I resent, too, that the ultimate result of this multimillion-pound advertising campaign means I will be bullied into spending 349 on the PS4, let alone 439 for the new Xbox, an ugly black brick that will look like a piece of office equipment in the sitting room, tangled around yet more hateful leads, which will almost certainly end up shoved under a bed by about April. Because for all the bells and whistles of glamorous new gadgets, experience has taught me that children get bored with them as they do with any toy. Remember how they pleaded and begged for a Wii? Exactly.
I fundamentally disagree that by limiting some access to technology I’m depriving my son of essential techno skills to help him race ahead. Short of decamping to a log cabin in Snowdonia, it would be impossible for me to deprive him completely of the IT skills that he will need for life, even if I wanted to, since he is taught IT at school and already engages with it many times a day.
We are constantly told that the genius of modern design means it is simple enough for a baby to use. Teenagers are capable of great things and if Jimmy can appreciate the complexities of, for example, Macbeth, which he has been reading, then he is more than capable of grasping technology.
Jimmy uses a computer all the time and it is highly likely he will spend a large proportion of the rest of his life in front of a screen, just as I do. Computers are brilliant, liberating and wonderful, but if there is anything I would like to give him it would be another couple of years of liberation from the wrap-around screen time that defines so many of our working lives.

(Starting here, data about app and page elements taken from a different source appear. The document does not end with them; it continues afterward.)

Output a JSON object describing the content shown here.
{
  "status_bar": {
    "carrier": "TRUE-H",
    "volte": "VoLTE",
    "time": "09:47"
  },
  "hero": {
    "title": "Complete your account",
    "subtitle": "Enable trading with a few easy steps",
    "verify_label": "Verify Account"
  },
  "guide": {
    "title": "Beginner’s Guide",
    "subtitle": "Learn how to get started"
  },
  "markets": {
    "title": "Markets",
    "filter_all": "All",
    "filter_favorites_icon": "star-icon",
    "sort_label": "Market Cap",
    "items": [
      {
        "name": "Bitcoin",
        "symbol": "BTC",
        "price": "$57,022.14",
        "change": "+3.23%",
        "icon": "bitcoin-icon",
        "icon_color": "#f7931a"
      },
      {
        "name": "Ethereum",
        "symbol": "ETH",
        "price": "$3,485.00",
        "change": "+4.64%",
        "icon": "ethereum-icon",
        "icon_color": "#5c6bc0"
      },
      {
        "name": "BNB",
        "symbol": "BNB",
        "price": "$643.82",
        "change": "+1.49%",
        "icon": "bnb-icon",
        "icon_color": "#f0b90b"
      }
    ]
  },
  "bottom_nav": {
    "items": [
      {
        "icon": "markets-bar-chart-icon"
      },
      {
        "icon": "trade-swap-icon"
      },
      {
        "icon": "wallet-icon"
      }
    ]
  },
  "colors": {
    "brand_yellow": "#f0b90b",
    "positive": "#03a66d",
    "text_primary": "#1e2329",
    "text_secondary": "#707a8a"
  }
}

Right now that feels like the ultimate Christmas present. Go and play outside, Jimmy.